The legislation would establish an Energy Department-led “research, development and demonstration program.”
Legislation recently put forth in the House of Representatives aims to advance the Energy Department’s development of a robust infrastructure for what could eventually be a vast network of connected quantum-based computers and technologies.
The Quantum Network Infrastructure Act introduced by co-chairs of the National Labs Caucus Reps. Lee Zeldin, R-N.Y., and Bill Foster, D-Ill., would authorize $100 million to Energy’s Office of Science for fiscal years 2021 through 2025 to form and maintain the effort.
If passed, the bill would amend the National Quantum Initiative Act that President Trump signed in 2018—which lays out a plan to bolster the quantum field, research and associated technology applications—to establish what it deems an Energy Department-led “research, development, and demonstration program to accelerate innovation in quantum network infrastructure.”
Quantum devices and technologies are all part of an emerging field that hones in on happenings at the atomic scale and holds promise to revolutionize science and engineering incorporating computation, communication, precision measurement—and beyond. In a statement, Zeldin noted that such tech “enables us to store significantly more information, faster, more securely and more efficiently, improving our lives and nation with everything from healthcare to national security to the financial sector.” Still, the release notes, infrastructure is needed to really produce and integrate an American-built quantum network (and ultimately, push closer to fully realizing all of the technologies’ full potential).
The program the bill would set up would be formed based on insights the Energy Secretary would gather from officials across a range of other agencies’ and government organizations. Through it, the department would be expected to steer cooperative research with partners in national laboratories, industry, research and academic and research institutions on topics “to facilitate new quantum infrastructure methods and technologies.” Several listed in the legislation involve quantum routers, repeaters and interconnects that permit short range local connections between quantum processors. Further, Energy would be required to engage with the Quantum Economic Development Consortium, known as QED-C, to promote the development of the U.S. quantum supply chain, develop experimental tools and testbeds—and more.
The innovation the act aims to push via the infrastructure is threefold: “to facilitate the advancement of distributed quantum computing systems through the internet and intranet; improve the precision of measurements of scientific phenomena and physical imaging technologies; and develop secure national quantum communications technologies and strategies.”
A four-year research plan spotlighting the pursuit and “basic research needs” would be due to the House Committee on Science, Space, and Technology and the Senate Committee on Energy and Natural Resources.
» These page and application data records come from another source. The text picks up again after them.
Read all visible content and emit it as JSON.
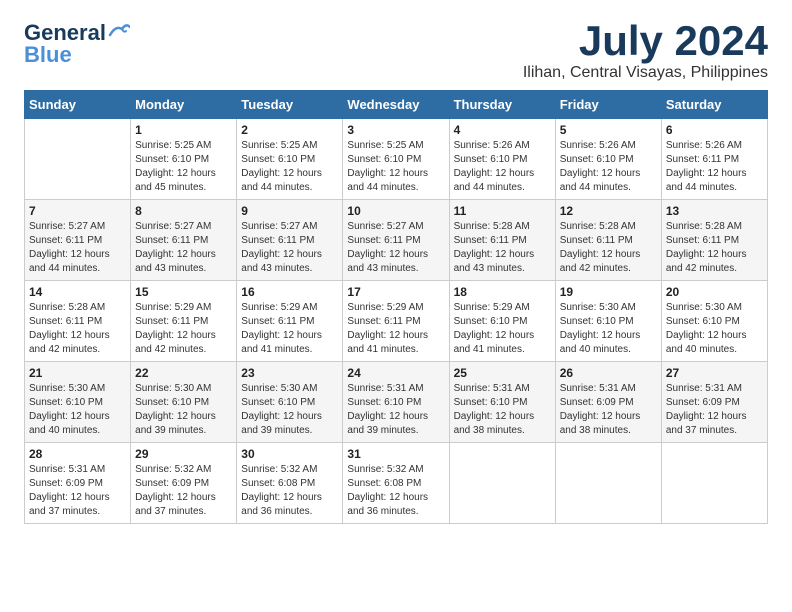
{
  "logo": {
    "line1": "General",
    "line2": "Blue"
  },
  "title": "July 2024",
  "location": "Ilihan, Central Visayas, Philippines",
  "weekdays": [
    "Sunday",
    "Monday",
    "Tuesday",
    "Wednesday",
    "Thursday",
    "Friday",
    "Saturday"
  ],
  "weeks": [
    [
      {
        "day": "",
        "info": ""
      },
      {
        "day": "1",
        "info": "Sunrise: 5:25 AM\nSunset: 6:10 PM\nDaylight: 12 hours\nand 45 minutes."
      },
      {
        "day": "2",
        "info": "Sunrise: 5:25 AM\nSunset: 6:10 PM\nDaylight: 12 hours\nand 44 minutes."
      },
      {
        "day": "3",
        "info": "Sunrise: 5:25 AM\nSunset: 6:10 PM\nDaylight: 12 hours\nand 44 minutes."
      },
      {
        "day": "4",
        "info": "Sunrise: 5:26 AM\nSunset: 6:10 PM\nDaylight: 12 hours\nand 44 minutes."
      },
      {
        "day": "5",
        "info": "Sunrise: 5:26 AM\nSunset: 6:10 PM\nDaylight: 12 hours\nand 44 minutes."
      },
      {
        "day": "6",
        "info": "Sunrise: 5:26 AM\nSunset: 6:11 PM\nDaylight: 12 hours\nand 44 minutes."
      }
    ],
    [
      {
        "day": "7",
        "info": "Sunrise: 5:27 AM\nSunset: 6:11 PM\nDaylight: 12 hours\nand 44 minutes."
      },
      {
        "day": "8",
        "info": "Sunrise: 5:27 AM\nSunset: 6:11 PM\nDaylight: 12 hours\nand 43 minutes."
      },
      {
        "day": "9",
        "info": "Sunrise: 5:27 AM\nSunset: 6:11 PM\nDaylight: 12 hours\nand 43 minutes."
      },
      {
        "day": "10",
        "info": "Sunrise: 5:27 AM\nSunset: 6:11 PM\nDaylight: 12 hours\nand 43 minutes."
      },
      {
        "day": "11",
        "info": "Sunrise: 5:28 AM\nSunset: 6:11 PM\nDaylight: 12 hours\nand 43 minutes."
      },
      {
        "day": "12",
        "info": "Sunrise: 5:28 AM\nSunset: 6:11 PM\nDaylight: 12 hours\nand 42 minutes."
      },
      {
        "day": "13",
        "info": "Sunrise: 5:28 AM\nSunset: 6:11 PM\nDaylight: 12 hours\nand 42 minutes."
      }
    ],
    [
      {
        "day": "14",
        "info": "Sunrise: 5:28 AM\nSunset: 6:11 PM\nDaylight: 12 hours\nand 42 minutes."
      },
      {
        "day": "15",
        "info": "Sunrise: 5:29 AM\nSunset: 6:11 PM\nDaylight: 12 hours\nand 42 minutes."
      },
      {
        "day": "16",
        "info": "Sunrise: 5:29 AM\nSunset: 6:11 PM\nDaylight: 12 hours\nand 41 minutes."
      },
      {
        "day": "17",
        "info": "Sunrise: 5:29 AM\nSunset: 6:11 PM\nDaylight: 12 hours\nand 41 minutes."
      },
      {
        "day": "18",
        "info": "Sunrise: 5:29 AM\nSunset: 6:10 PM\nDaylight: 12 hours\nand 41 minutes."
      },
      {
        "day": "19",
        "info": "Sunrise: 5:30 AM\nSunset: 6:10 PM\nDaylight: 12 hours\nand 40 minutes."
      },
      {
        "day": "20",
        "info": "Sunrise: 5:30 AM\nSunset: 6:10 PM\nDaylight: 12 hours\nand 40 minutes."
      }
    ],
    [
      {
        "day": "21",
        "info": "Sunrise: 5:30 AM\nSunset: 6:10 PM\nDaylight: 12 hours\nand 40 minutes."
      },
      {
        "day": "22",
        "info": "Sunrise: 5:30 AM\nSunset: 6:10 PM\nDaylight: 12 hours\nand 39 minutes."
      },
      {
        "day": "23",
        "info": "Sunrise: 5:30 AM\nSunset: 6:10 PM\nDaylight: 12 hours\nand 39 minutes."
      },
      {
        "day": "24",
        "info": "Sunrise: 5:31 AM\nSunset: 6:10 PM\nDaylight: 12 hours\nand 39 minutes."
      },
      {
        "day": "25",
        "info": "Sunrise: 5:31 AM\nSunset: 6:10 PM\nDaylight: 12 hours\nand 38 minutes."
      },
      {
        "day": "26",
        "info": "Sunrise: 5:31 AM\nSunset: 6:09 PM\nDaylight: 12 hours\nand 38 minutes."
      },
      {
        "day": "27",
        "info": "Sunrise: 5:31 AM\nSunset: 6:09 PM\nDaylight: 12 hours\nand 37 minutes."
      }
    ],
    [
      {
        "day": "28",
        "info": "Sunrise: 5:31 AM\nSunset: 6:09 PM\nDaylight: 12 hours\nand 37 minutes."
      },
      {
        "day": "29",
        "info": "Sunrise: 5:32 AM\nSunset: 6:09 PM\nDaylight: 12 hours\nand 37 minutes."
      },
      {
        "day": "30",
        "info": "Sunrise: 5:32 AM\nSunset: 6:08 PM\nDaylight: 12 hours\nand 36 minutes."
      },
      {
        "day": "31",
        "info": "Sunrise: 5:32 AM\nSunset: 6:08 PM\nDaylight: 12 hours\nand 36 minutes."
      },
      {
        "day": "",
        "info": ""
      },
      {
        "day": "",
        "info": ""
      },
      {
        "day": "",
        "info": ""
      }
    ]
  ]
}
The work the bill mandates would build on efforts already in-play. In July, senior Energy Department officials unveiled a strategic blueprint to pave the way for a potentially “unhackable” quantum internet over the next 10 years, and Trump’s budget request for 2021 includes $25 million specifically intended for Energy “to support early stage research for a quantum internet.”
Other external researchers have already initiated efforts to create and secure quantum networks. And, as noted in Zeldin’s release on the bill, Brookhaven National Lab in Upton and Stony Brook University—both in his state of New York—have established and are refining an 80-mile quantum network testbed.
“Thanks to investments in our nation’s best and brightest scientists, we’re now closer than ever to a large scale implementation of this technology, and we’re not slowing down now!” Zeldin said.
The bill was referred to the House Committee on Science, Space, and Technology on the day it was introduced.